That evening my friends and I stayed together in one apartment, too nervous to sleep. Japan has an electronic earthquake warning system for most phones. The night was spent springing up and racing to the door frames after each phone warning. Some shakes were small, some were big. Each time the nerves were further rattled. Sleep deprivation became a state of being.
The days to come were exhausting. Everything became difficult. There was limited gas, the temperature plummeted into a state of snowy misery, food was vanishing because everyone was panicking and there was no bottled water, milk, or bread.The aftershocks continued, and amidst the anxiety we received terrible news. There was a nuclear accident a mere 100km aways from us and there was no assurance things were getting better.
Trying to wade through the sea of information provided by both Western and Japanese media was discombobulating and uncomfortable. The Western media talked of a nuclear meltdown as bad a Chernobyl, which was hard for me to wrap my mind around. My inbox became flooded with urgent messages from friends and family pleading for me to come home.
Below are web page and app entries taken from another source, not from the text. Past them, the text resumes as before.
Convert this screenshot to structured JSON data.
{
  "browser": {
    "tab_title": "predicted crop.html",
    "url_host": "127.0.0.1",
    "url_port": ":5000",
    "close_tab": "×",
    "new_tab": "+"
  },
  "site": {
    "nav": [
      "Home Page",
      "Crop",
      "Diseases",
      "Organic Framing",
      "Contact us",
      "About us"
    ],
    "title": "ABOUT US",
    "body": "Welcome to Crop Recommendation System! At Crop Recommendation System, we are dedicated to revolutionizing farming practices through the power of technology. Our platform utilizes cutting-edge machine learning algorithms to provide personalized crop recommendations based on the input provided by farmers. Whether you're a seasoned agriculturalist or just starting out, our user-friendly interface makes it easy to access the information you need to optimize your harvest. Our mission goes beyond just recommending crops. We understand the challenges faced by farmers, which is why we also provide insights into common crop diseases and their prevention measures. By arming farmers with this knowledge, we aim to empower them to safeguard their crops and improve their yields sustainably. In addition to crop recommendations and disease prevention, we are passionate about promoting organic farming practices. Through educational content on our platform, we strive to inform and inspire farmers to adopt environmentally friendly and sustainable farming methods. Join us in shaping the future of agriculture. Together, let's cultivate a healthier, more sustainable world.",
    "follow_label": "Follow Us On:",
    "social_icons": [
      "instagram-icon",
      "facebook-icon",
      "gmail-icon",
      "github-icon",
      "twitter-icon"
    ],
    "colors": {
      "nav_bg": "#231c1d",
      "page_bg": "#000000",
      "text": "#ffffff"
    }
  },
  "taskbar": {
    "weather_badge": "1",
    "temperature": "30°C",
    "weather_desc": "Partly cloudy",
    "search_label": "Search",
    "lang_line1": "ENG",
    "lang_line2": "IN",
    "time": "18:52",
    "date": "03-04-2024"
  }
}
Meanwhile at work, the television blared but I could understand little of what was being said.
I packed my bag, not sure where I was going. What to pack? Batteries, snow boots, an old torch, a bag of peanuts and some thermals. Sleep deprivation and anxiety muddled my choices. One afternoon, nearly a week after the earthquake, a particularly strong aftershock struck. I was standing in my kitchen washing dishes when I was struck with a familiar thought. ‘What am I doing here?’
A few friends and I got together and we booked tickets out of Japan. As soon as this was decided I felt immense relief. With a saved tank of gas we made it across the country to where transportation was running and caught a Shinkansen to Tokyo. Sitting in the plane ready for take off the cabin crew told us a magnitude 4 earthquake had just struck, and they were checking the tarmac for cracks. I had never wanted to leave a place so badly.
Arriving in New Zealand felt wonderful, and safe. All I had wanted was a dark room, aftershock free, for heavy uninterrupted sleep. After much sleep and rest I started to feel less zombie like, but not really myself. It was like the tiredness had seeped into my bones and someone had taken a vacuum, sucking all creative urges out of me. I attempted to take photos, lurching back into a familiar sense of reality, but they came out flat and uninspired. My computer stayed switched off, my sentences trailed off into nothingness. The normality and safety of my new and uncertain time in New Zealand felt bizarre.
It’s now a little over two months since the earthquake and tsunami struck and I’m back in Japan. I feel more like a functioning human being now. Obviously, things will never be the same for Japan, but it’s getting better slowly. Upon arrival I saw that the cherry blossoms were in full bloom, an utterly beautiful sight. This year, the blossoms are tinged with sadness, serving as a poignant reminder of extreme beauty and fleeting mortality.
I have been in complete awe of the resilience and bravery of the Japanese people and hope that things can only get better for the country. The best thing to come out a natural disaster are acts of selflessness, goodwill and love. In Japan, it is everywhere.

Wednesday, March 14, 2012

A bit mad

I love Jake Gyllenhaal. Even when he's masquerading as a psycho.